An Army veteran from Forest finally got the help he needed after suffering 18 years and did not have to pay a dime for surgery.
Kurt Santini II is a special forces U.S. Army Ranger veteran.
“It was every part of who I was,” Santini said.
About 18 years ago he and his fellow soldiers were training.
“It was an airfield seizure and we were jumping out of airplanes and my chute collapsed,” Santini said.
He fell 100 feet fracturing his spine in several places.
After years of trying to get help, he said he was denied a complex surgery through the VA. He said he did not know where else to turn, until he met CEO and Founder of Operation Backbone, Mike Sformo.
"That was fate," Santini described.

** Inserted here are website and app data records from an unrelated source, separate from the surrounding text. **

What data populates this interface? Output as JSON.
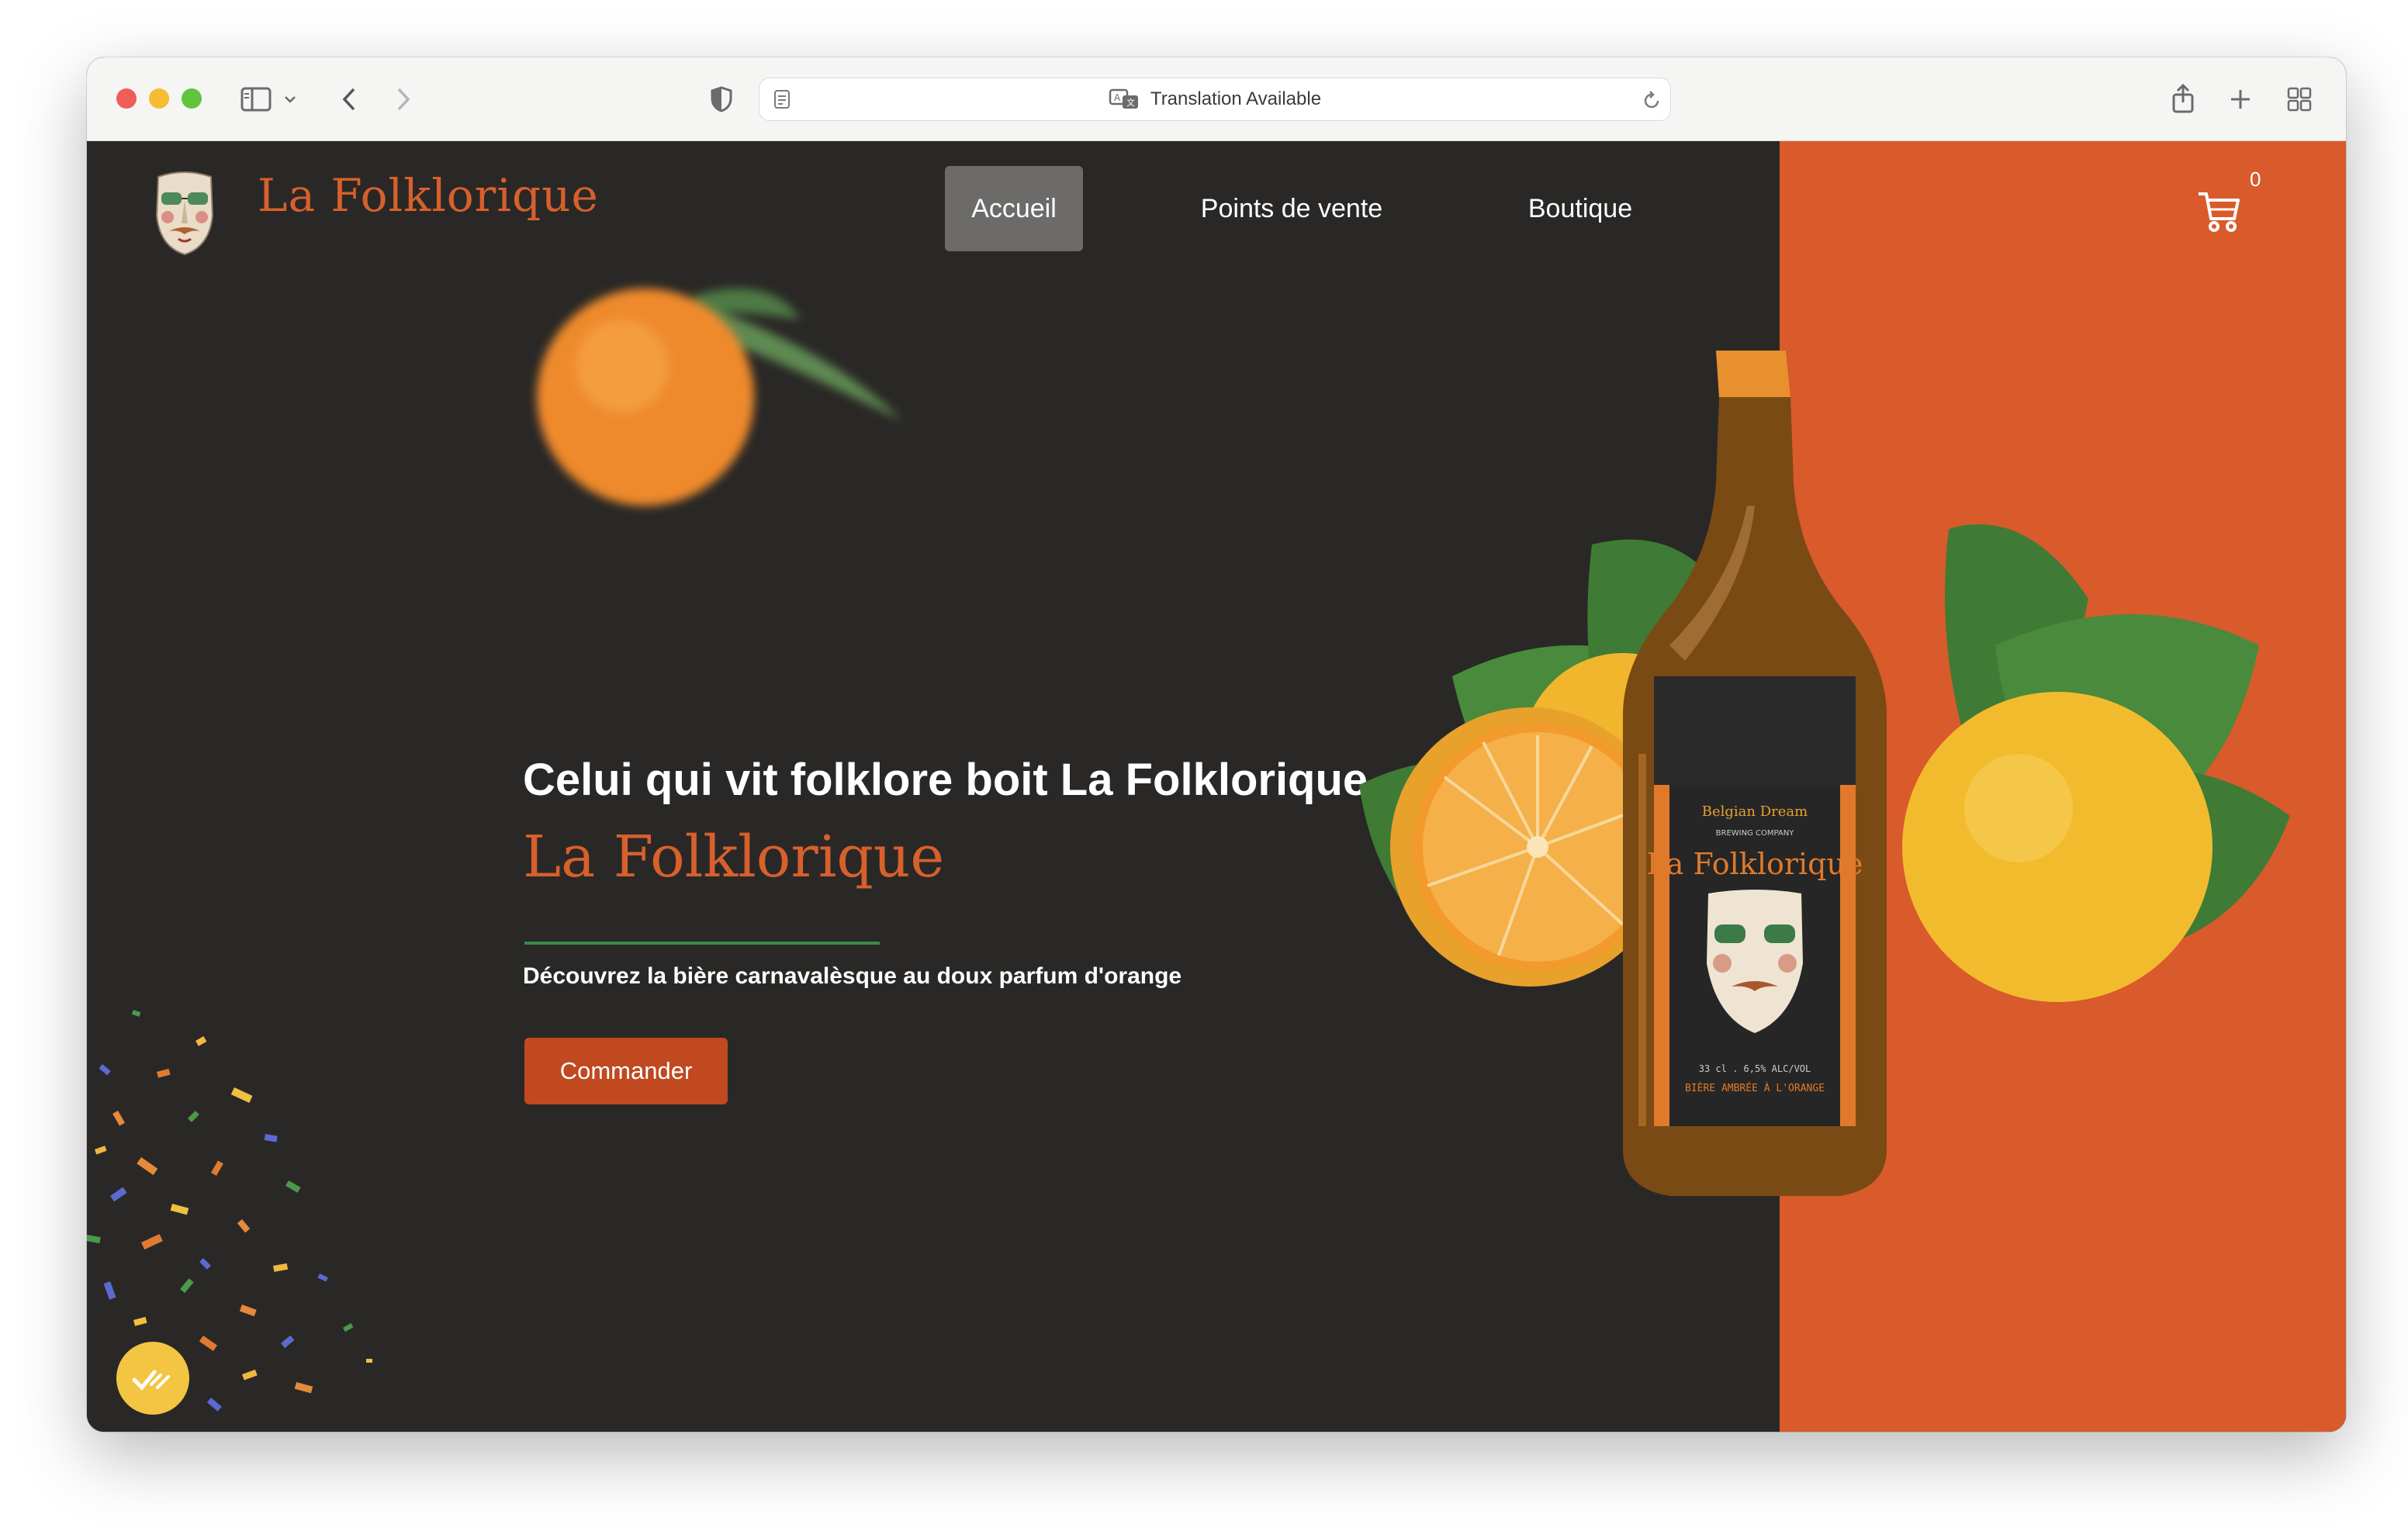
{
  "browser": {
    "url_text": "Translation Available"
  },
  "site": {
    "brand": "La Folklorique",
    "nav": [
      {
        "label": "Accueil",
        "active": true
      },
      {
        "label": "Points de vente",
        "active": false
      },
      {
        "label": "Boutique",
        "active": false
      }
    ],
    "cart_count": "0"
  },
  "hero": {
    "headline": "Celui qui vit folklore boit La Folklorique",
    "brand": "La Folklorique",
    "subtitle": "Découvrez la bière carnavalèsque au doux parfum d'orange",
    "cta": "Commander"
  },
  "product_label": {
    "maker": "Belgian Dream",
    "maker_sub": "BREWING COMPANY",
    "name": "La Folklorique",
    "volume": "33 cl . 6,5% ALC/VOL",
    "type": "BIÈRE AMBRÉE À L'ORANGE"
  },
  "colors": {
    "page_bg": "#2a2826",
    "accent_orange": "#d95a2b",
    "brand_orange": "#d7602c",
    "cta_bg": "#c0491f",
    "rule_green": "#3a8a4a"
  },
  "icons": [
    "sidebar-icon",
    "chevron-down-icon",
    "back-icon",
    "forward-icon",
    "shield-icon",
    "reader-icon",
    "translate-icon",
    "reload-icon",
    "share-icon",
    "new-tab-icon",
    "tab-overview-icon",
    "cart-icon",
    "checklist-badge-icon"
  ]
}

Operation Backbone is a non-profit organization that helps soldiers who have not been able to get the help they need.
The organization was able to get him the surgery he needed at the Revive Spine Center in Niagara Falls, New York.
"This was his last chance," Sformo said. "17 years of this kid waiting and waiting and waiting I begged for him, begged for him to stay with me as long as he possibly could because I said we've come this far together, let's see if we can finish this out. "

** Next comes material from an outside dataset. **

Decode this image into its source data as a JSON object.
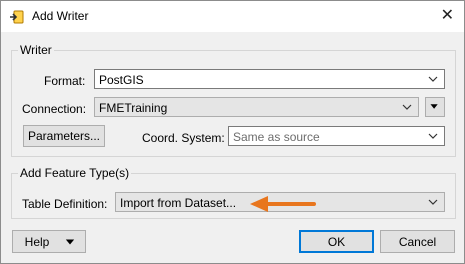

Doctor Franco Vigna performed the $45,000 surgery for free.
"I believe in those that want to help us and I want to help them," Dr. Vigna said.
Santini's surgery was October 16 and he was back home in Forest by Thursday.
He said Veterans Airlift Command flew him to and from New York to get to his surgery. Again, at no cost to him.
"I woke up immediately just exhilarated," Santini said. "I just could not believe that I could lift my leg up off the bed and hold it there and not be shaking in excruciating pain."
He said mobility his mobility is the best it has ever been.
"I wanna hop on the Harley and go for a ride," he said. "I wanna go skiing and snowboarding and do all the things that I've missed out on over the past 18 years; all the of the things my kids [have] missed out, my family [have] missed out with me."
If you would like to donate to Operation Backbone to help other veterans and soldiers like Santini, you can head to the organization's website.
To see more of Santini's story, you can head to our sister station in Buffalo, New York WKBW's website.